I want to acknowledge Pierre-François Galpin, who initiated this exhibition with the support of Chief Curator Renny Pritikin. Their efforts to take The Contemporary Jewish Museum’s mission—to make the diversity of Jewish life relevant to a twenty-first century audience through exhibitions and programs that educate and inspire—and actualize it through original curatorial and scholarly engagement, are an inspiration. From their work will come new interpretations of age-old Jewish concepts that energize contemporary life and further activate an inclusive and vibrant Jewish future.
We at The CJM are proud to publish the four essays of such a diverse group of scholars as the aforementioned Howard Schwartz himself, and the brilliant Stanford Professor Gabriella Safran, in addition to the co-curators, Pritikin and Galpin.
Jewish Folktales Retold: Artist as Maggid is organized by The Contemporary Jewish Museum, San Francisco. Lead sponsorship is provided by the Koret Foundation. Major support is provided by Gaia Fund, Wendy Kesser and Dorothy R. Saxe. Sponsorship is provided in part by an award from the National Endowment for the Arts.
The Contemporary Jewish Museum thanks The Andy Warhol Foundation for the Visual Arts for its major support of The Museum’s exhibition program.
Finally, we would not have an exhibition worth presenting without the artists who acted as modern maggids—storytellers, transmitters of knowledge, secret revealers—who created new works of art exploring the many facets of these stories’ characters, themes, and metaphors. To them we owe a tremendous debt of gratitude and admiration.
1. Howard Schwartz, Leaves from the Garden of Eden: One Hundred Classic Jewish Tales.

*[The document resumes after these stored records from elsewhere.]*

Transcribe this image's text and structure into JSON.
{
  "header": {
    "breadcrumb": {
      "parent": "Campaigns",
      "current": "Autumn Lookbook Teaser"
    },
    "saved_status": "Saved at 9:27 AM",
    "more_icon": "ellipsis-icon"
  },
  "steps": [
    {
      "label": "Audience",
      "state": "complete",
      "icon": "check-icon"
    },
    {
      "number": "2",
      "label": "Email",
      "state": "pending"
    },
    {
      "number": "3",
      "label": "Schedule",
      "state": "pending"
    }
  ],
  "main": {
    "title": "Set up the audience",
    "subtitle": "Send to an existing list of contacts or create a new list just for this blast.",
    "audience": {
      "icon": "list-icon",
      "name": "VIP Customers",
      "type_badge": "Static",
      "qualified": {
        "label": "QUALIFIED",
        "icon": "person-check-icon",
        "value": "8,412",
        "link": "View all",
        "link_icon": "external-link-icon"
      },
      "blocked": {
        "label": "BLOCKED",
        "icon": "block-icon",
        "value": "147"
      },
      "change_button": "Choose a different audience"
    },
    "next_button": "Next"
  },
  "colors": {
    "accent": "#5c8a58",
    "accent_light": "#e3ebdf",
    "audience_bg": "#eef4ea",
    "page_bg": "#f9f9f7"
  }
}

Oxford University Press. 2009. Pg. 5.
2. Howard Schwartz, Leaves from the Garden of Eden: One Hundred Classic Jewish Tales. Oxford University Press. 2009. Pg. 5.